Investment Manager Sheridan Admans looks at emerging market performance, and how history has shown us not to overlook them during a crisis
Is now the time to consider emerging markets?
Emerging market performance has been in the doldrums for near on a decade now relative to developed markets and particularly the US. More recently globalism, which supported the rise of global supply chains, shifting manufacturing to emerging economies, now faces the challenge of nationalism and protectionism. Meanwhile, the fall of high commodity prices, after a decade of anaemic global growth, has seen demand take a dive across the asset class.
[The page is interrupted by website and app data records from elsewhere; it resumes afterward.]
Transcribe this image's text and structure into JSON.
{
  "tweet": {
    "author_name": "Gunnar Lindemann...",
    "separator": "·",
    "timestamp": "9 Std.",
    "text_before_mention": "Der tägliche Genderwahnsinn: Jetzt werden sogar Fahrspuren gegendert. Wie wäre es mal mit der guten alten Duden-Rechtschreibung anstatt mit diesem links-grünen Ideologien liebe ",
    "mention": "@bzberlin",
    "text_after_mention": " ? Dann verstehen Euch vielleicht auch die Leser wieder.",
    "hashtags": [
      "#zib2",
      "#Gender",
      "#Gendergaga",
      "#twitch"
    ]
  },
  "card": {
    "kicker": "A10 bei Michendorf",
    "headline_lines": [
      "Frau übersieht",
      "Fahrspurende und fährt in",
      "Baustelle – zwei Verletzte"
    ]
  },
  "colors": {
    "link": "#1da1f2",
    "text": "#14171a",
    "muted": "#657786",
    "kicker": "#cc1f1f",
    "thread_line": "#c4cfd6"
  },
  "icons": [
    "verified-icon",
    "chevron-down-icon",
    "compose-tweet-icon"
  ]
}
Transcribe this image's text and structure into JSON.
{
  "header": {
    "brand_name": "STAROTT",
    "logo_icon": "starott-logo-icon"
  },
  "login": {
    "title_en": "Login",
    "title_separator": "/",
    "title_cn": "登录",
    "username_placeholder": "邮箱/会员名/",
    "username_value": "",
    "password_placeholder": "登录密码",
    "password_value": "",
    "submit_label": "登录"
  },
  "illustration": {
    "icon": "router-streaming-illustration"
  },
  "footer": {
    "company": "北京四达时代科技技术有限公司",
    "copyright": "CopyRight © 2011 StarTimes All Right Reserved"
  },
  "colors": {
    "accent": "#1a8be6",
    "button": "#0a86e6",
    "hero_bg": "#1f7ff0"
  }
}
The muted performance of emerging markets may not be that obvious to all because, over the last 20 years on a cumulative basis, emerging markets have notably outperformed the S&P 500. However, if we look back 10 years and use the Great Financial Crisis (GFC) as the starting point, investors in a benchmark emerging market index fund would be relatively, and significantly, worse off. Over that time the S&P 500 outperformed the MSCI Emerging Market index by c.222%.
The likely outperformance of US equities since the GFC is due to the FED targeted risk taking on the part of investors by diminishing the pool of risk-free assets with its quantitative easing programme. US equity valuations rose significantly over the period, to a point where they now look expensive on a relative basis against emerging market equities. Another more recent challenge is the threat to globalisation hitting emerging markets. Slowing growth in China is also creating headwinds.
Negative sentiment has taken hold in emerging markets but the deafening call from Donald Trump to weaken the dollar, and the likelihood of further fiscal and monetary measures being promoted in the US as Covid continues to bite, could see emerging market assets outperform ahead. The c.40% discount of the MSCI World index to the S&P 500 is also tempting.
US policy on an economy that’s losing momentum will focus investors’ attentions as the hunt for yield (a symptom of rates being cut) will increase risk taking. The importance of the response from US policy is high as it will likely impact the US dollar. If the theory holds, the cuts to interest rates, and monetary and fiscal expansion, should continue to put pressure on the dollar which should encourage investors to buy higher-yielding assets denominated in currencies other than the dollar.
Emerging markets remain an attractive asset class due to their potential higher growth prospect relative to developed markets. While emerging markets are looking at a lost decade, their ability to deliver superior returns over developed markets should not be overlooked. After all, the S&P 500’s loss the decade prior to the GFC, if overlooked, would have cost investors dearly since the crisis. This highlights the need for diversification in an investor’s portfolio; a mix of developed and emerging assets, while rebalancing them annually, could prove more beneficial to returns over time than attempting to time when to leap.
For now, dollar strength will only act as a headwind to capital flows for emerging markets that are reliant on foreign investment. It can also make the servicing of dollar-denominated debt more challenging.
It’s also worth noting that the risks are not evenly shared across the regions, there are economies that are net importers of raw materials and those that are net exporters; those that have the majority of the debt denominated in US dollars and those that don’t. These variables, in themselves, can have a significant impact on returns year-to-year. So picking a manager that can be nimble across a broad basket of emerging economies could be better at unlocking returns, given these factors.
Below are some ideas across various investment types that you may find suitable if you are thinking of adding or topping up your emerging market exposure.
All information given including prices, yields and our opinion is correct at the time of publication. Our opinions on investments can change at any time and for our latest view please go to www.share.com. To understand how our Investment research team arrive at their views please read our Investment Research Policy.